Not Applicable
Allocation: Randomized
Intervention Model: Parallel Assignment
Masking: None (Open Label)
Primary Purpose: Treatment
Stroke
Other: Rehabilitation technique
12 therapy session
Other Name: Stroke Rehabilitation technique
  • Experimental: Manus
    Intervention: Other: Rehabilitation technique
  • Experimental: BCI_Manus
    Intervention: Other: Rehabilitation technique
Not Provided

*   Includes publications given by the data provider as well as publications identified by ClinicalTrials.gov Identifier (NCT Number) in Medline.
 
Unknown status
40
Same as current
October 2009
October 2009   (Final data collection date for primary outcome measure)

Inclusion Criteria:

  1. Demographics: 21 to 65 years, within 12 months of first, single clinical stroke (ischaemic or haemorrhagic).
  2. Moderate to severe upper extremity (UE) weakness post stroke.
  3. Fugly-Meyer motor score of the upper limb < 40.
  4. Upper limb motor power MRC grade 3 or less /5 in at least 1 arm region.
  5. Able to give own consent and understand simple instructions and learn through practice.
  6. Resting brain states determined by FMRI criteria

Exclusion Criteria:

  1. Recurrent stroke.
  2. Previous brain surgery.
  3. Spasticity of Modified Ashworth scale > 2.
  4. Fixed contracture of any upper limb joint
  5. Ataxia, dystonia or tremor of the involved upper limb or previous cervical myelopathy
  6. Upper limb pain or painful joints in upper limb.
  7. Severe cognitive impairment (Abbreviated Mental Test <7/10), or severe aphasia which may affect ability to participate in training.
  8. . History of seizures in the past 12 months.
  9. Severe left neglect
Sexes Eligible for Study: All
21 Years to 65 Years   (Adult, Older Adult)
No
Contact information is only displayed when the study is recruiting subjects
Singapore
 
 
NCT00955838
BCIStroke
Yes
Not Provided
Not Provided
Christopher Beng Ti, ANG, National Neuroscience Institute
National Neuroscience Institute
  • Tan Tock Seng Hospital
  • Institue for Infocomm Research, A*Star
Principal Investigator: Beng Ti, Christopher Ang, MD National Neuroscience Institute
National Neuroscience Institute
August 2009

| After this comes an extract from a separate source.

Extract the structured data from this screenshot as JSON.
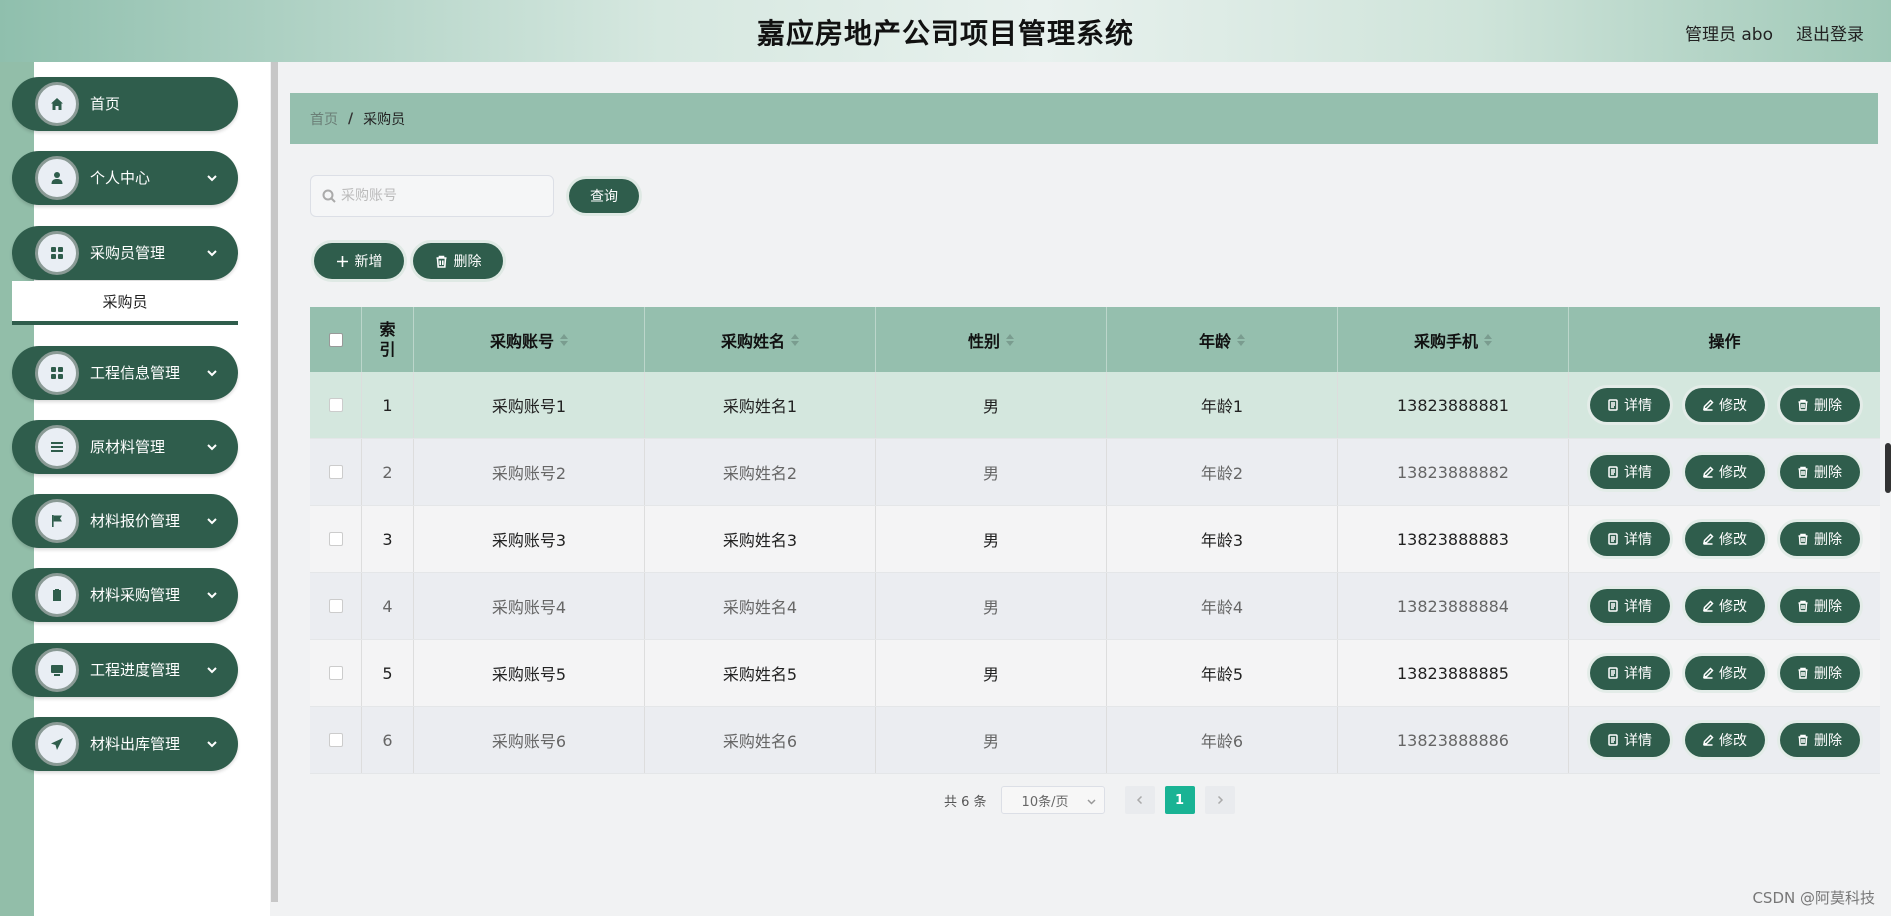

ICMJE     Data element required by the International Committee of Medical Journal Editors and the World Health Organization ICTRP